The estuary scenario demonstrates in a basic manner how to calculate estuarine exchange flow by means of a water column model. Since the model has no resolution in horizontal direction, all horizontal gradients need to be prescribed. The barotropic pressure gradient is replaced by the vertically averaged time series of velocity to reproduce the tidal flow including the residual flow due to river run-off. This principle has been shown by Burchard (1999).

The internal pressure gradient is prescribed by means of a horizontal salinity gradient that is constant in time and space. From that, GOTM calculates the horizontal density gradient and the internal pressure gradient as well as the horizontal advection term for salinity. In addition to the pressure gradients, a free-surface tidal oscillation is added in a way that we have a standing tidal wave. Both, M~2~ and S~2~ tidal components are included, such that a spring-neap cycle is resulting (the simulation starts with a spring tide and moves half way toward a neap tide). In the figure below, the horizontal tidal velocity, the salinity, the eddy diffusivity and the buoyancy production are shown.

A typical SIPS (Strain-Induced Periodic Stratification) dynamics is developing, with destabilisation of the water column during flood (positive flow velocity, due to differential advection) and stabilisation during ebb flow (negative velocity). This type of estuary scenario has been applied in several publications such that in Burchard & Hetland (2010) and Burchard et al. (2023).

References:

Burchard, H., *Recalculation of surface slopes as forcing for numerical water column models of tidal flow*, Appl. Math. Modelling, 23, 737-755, 1999.

Burchard, H., and R.D. Hetland, *Quantifying the contributions of tidal straining and gravitational circulation to residual circulation in periodically stratified tidal estuaries*, J. Phys. Oceanogr., 40, 1243-1262, 2010.

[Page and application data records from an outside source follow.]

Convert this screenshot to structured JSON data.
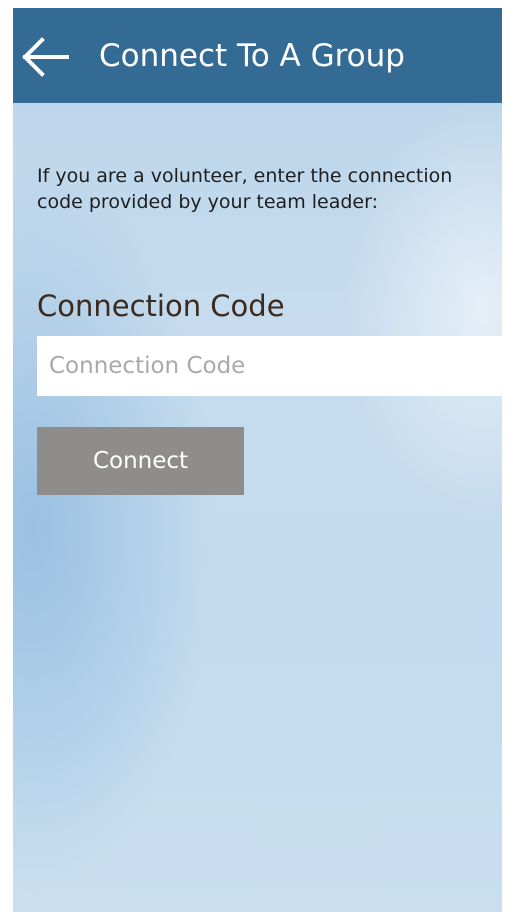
{
  "header": {
    "title": "Connect To A Group",
    "back_icon": "arrow-left-icon",
    "background_color": "#346b95"
  },
  "main": {
    "instructions": "If you are a volunteer, enter the connection code provided by your team leader:",
    "field_label": "Connection Code",
    "code_input": {
      "value": "",
      "placeholder": "Connection Code"
    },
    "connect_button": {
      "label": "Connect",
      "color": "#8e8d8c"
    }
  }
}
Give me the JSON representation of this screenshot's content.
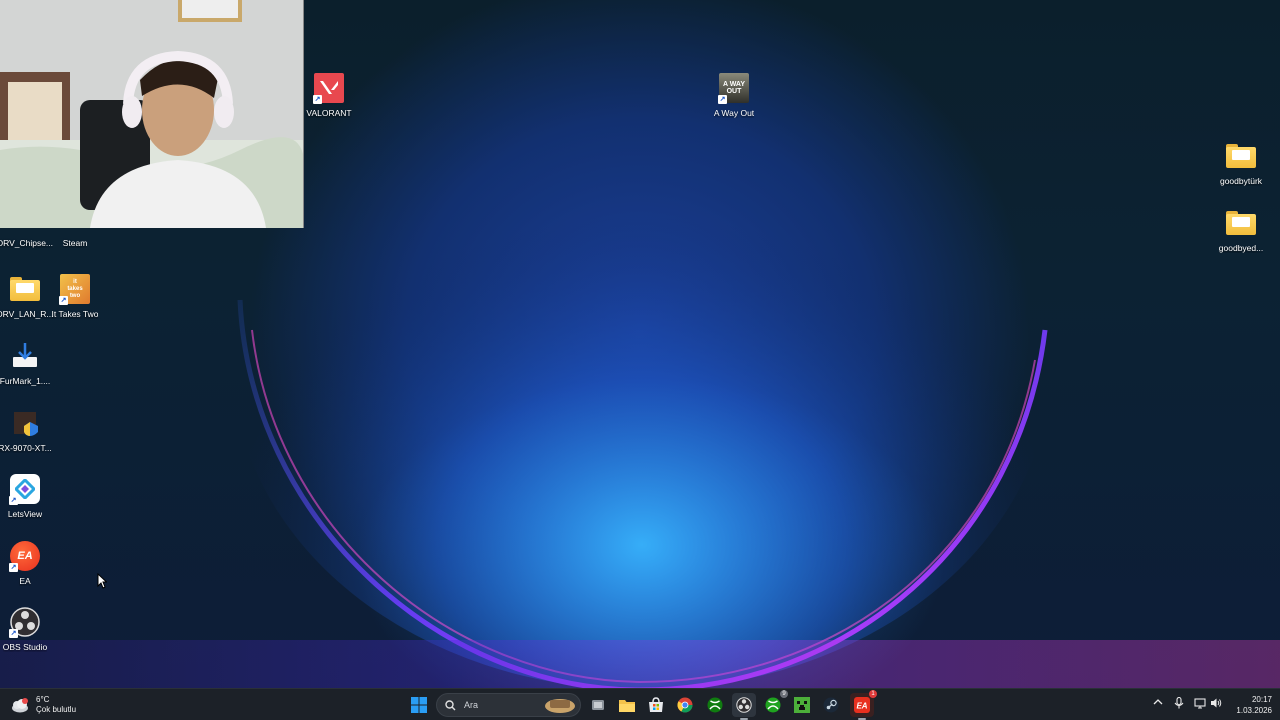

Burchard, H., K. Bolding, X. Lange and A. Osadchiev, *Decomposition of estuarine circulation and residual stratification under land-fast sea ice*, J. Phys. Oceanogr., 53, 55-78, 2023.